Start of Provided records
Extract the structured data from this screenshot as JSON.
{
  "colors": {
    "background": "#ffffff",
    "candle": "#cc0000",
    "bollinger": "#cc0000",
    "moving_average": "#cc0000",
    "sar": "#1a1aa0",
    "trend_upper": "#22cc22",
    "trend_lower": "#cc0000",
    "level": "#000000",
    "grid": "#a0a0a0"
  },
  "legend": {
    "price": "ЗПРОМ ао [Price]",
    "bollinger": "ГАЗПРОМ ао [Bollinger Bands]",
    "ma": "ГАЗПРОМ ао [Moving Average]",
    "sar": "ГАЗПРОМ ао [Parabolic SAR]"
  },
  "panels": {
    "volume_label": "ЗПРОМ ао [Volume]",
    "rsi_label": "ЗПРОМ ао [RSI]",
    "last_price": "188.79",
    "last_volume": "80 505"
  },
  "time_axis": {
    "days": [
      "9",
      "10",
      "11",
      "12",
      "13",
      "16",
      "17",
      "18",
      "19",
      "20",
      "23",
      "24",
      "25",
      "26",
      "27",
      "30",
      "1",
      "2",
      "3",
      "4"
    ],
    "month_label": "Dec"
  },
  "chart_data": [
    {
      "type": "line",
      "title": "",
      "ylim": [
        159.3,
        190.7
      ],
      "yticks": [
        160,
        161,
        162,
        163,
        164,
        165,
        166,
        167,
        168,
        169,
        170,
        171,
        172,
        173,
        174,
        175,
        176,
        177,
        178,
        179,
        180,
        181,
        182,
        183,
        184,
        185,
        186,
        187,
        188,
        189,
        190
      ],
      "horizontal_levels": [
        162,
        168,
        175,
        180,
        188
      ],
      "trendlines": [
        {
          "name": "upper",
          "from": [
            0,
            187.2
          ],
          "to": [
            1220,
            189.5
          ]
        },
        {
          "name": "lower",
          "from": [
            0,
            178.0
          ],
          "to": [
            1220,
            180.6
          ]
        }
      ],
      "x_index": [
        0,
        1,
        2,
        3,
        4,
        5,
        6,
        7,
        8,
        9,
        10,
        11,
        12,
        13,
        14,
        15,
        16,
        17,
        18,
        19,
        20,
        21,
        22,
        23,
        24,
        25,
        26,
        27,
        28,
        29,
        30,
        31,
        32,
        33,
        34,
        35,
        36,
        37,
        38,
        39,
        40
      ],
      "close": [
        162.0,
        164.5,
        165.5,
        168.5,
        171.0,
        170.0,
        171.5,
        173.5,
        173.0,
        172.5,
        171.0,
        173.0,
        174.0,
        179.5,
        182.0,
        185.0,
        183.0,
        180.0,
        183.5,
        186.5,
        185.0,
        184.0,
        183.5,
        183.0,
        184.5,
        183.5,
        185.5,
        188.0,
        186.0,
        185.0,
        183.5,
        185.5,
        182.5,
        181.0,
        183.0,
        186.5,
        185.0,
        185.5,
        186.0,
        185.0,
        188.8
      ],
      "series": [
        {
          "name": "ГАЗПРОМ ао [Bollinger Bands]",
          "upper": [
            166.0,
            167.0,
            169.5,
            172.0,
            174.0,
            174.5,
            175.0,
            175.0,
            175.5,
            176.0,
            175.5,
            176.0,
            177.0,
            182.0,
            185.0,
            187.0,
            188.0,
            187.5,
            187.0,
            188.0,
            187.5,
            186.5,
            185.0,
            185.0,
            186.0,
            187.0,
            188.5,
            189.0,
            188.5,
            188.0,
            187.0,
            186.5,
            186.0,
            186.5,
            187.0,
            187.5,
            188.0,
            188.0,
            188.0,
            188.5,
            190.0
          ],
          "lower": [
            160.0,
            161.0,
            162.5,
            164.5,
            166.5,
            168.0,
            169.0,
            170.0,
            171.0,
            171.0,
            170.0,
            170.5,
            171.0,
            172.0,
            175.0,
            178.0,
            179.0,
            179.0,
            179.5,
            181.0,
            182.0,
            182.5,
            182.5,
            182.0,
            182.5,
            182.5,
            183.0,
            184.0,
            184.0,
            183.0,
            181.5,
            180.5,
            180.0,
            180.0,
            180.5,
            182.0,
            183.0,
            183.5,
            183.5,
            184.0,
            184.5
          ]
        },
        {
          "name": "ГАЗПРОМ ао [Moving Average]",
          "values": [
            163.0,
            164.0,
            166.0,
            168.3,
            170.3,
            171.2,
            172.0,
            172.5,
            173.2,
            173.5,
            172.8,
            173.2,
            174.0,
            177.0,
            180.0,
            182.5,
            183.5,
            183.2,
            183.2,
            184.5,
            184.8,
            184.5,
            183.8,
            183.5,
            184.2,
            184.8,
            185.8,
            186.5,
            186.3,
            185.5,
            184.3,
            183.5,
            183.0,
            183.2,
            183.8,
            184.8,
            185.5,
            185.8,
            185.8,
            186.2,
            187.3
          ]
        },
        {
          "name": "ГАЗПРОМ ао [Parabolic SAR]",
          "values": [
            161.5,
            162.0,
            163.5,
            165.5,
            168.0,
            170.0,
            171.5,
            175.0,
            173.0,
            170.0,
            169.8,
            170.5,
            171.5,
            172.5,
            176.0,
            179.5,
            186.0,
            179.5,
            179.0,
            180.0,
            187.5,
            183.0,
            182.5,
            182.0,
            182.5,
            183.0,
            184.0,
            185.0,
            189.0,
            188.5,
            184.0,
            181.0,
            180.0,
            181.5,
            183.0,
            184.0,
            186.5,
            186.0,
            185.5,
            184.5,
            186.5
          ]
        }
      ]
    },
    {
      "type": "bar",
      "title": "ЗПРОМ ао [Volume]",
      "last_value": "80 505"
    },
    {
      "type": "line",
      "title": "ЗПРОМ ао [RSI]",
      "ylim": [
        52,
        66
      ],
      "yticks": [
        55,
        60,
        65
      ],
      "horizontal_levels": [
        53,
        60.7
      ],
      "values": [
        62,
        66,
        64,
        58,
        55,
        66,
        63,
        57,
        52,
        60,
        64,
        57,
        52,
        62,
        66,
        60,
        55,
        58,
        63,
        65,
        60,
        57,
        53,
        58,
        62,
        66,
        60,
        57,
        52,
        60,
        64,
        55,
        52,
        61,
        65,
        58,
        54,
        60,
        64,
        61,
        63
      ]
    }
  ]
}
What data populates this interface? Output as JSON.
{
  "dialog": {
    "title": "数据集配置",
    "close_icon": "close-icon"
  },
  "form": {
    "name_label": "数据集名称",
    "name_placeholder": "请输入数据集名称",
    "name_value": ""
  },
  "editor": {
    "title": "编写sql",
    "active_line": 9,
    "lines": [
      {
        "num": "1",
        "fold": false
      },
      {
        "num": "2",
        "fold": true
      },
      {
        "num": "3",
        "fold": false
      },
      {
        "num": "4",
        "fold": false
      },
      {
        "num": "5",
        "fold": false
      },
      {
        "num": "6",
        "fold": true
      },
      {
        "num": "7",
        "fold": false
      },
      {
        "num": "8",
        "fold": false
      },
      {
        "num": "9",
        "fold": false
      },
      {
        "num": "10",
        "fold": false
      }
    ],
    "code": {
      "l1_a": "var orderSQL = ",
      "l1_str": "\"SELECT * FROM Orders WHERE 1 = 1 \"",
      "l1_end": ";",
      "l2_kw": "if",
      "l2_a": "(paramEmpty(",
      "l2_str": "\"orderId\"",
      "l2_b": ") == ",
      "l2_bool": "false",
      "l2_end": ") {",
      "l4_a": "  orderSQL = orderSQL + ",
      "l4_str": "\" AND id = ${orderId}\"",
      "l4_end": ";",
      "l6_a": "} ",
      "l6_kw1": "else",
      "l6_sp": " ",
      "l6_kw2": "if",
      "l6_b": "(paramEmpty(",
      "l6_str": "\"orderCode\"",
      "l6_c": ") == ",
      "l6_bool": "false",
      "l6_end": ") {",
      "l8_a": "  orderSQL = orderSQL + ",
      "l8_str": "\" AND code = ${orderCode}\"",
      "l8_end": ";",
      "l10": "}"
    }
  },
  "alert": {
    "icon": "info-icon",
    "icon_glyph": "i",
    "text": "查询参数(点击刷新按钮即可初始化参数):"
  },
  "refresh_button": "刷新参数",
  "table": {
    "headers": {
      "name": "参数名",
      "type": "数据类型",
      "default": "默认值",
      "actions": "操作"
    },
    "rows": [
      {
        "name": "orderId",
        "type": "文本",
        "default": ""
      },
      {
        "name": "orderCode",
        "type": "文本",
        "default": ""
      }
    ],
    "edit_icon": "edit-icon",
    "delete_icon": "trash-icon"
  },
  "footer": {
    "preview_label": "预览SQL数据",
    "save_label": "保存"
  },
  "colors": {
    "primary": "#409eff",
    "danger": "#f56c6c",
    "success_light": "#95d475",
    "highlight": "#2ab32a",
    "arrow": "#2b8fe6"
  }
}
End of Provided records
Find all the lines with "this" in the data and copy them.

Extract the structured data from this screenshot as JSON.
What data populates this interface? Output as JSON.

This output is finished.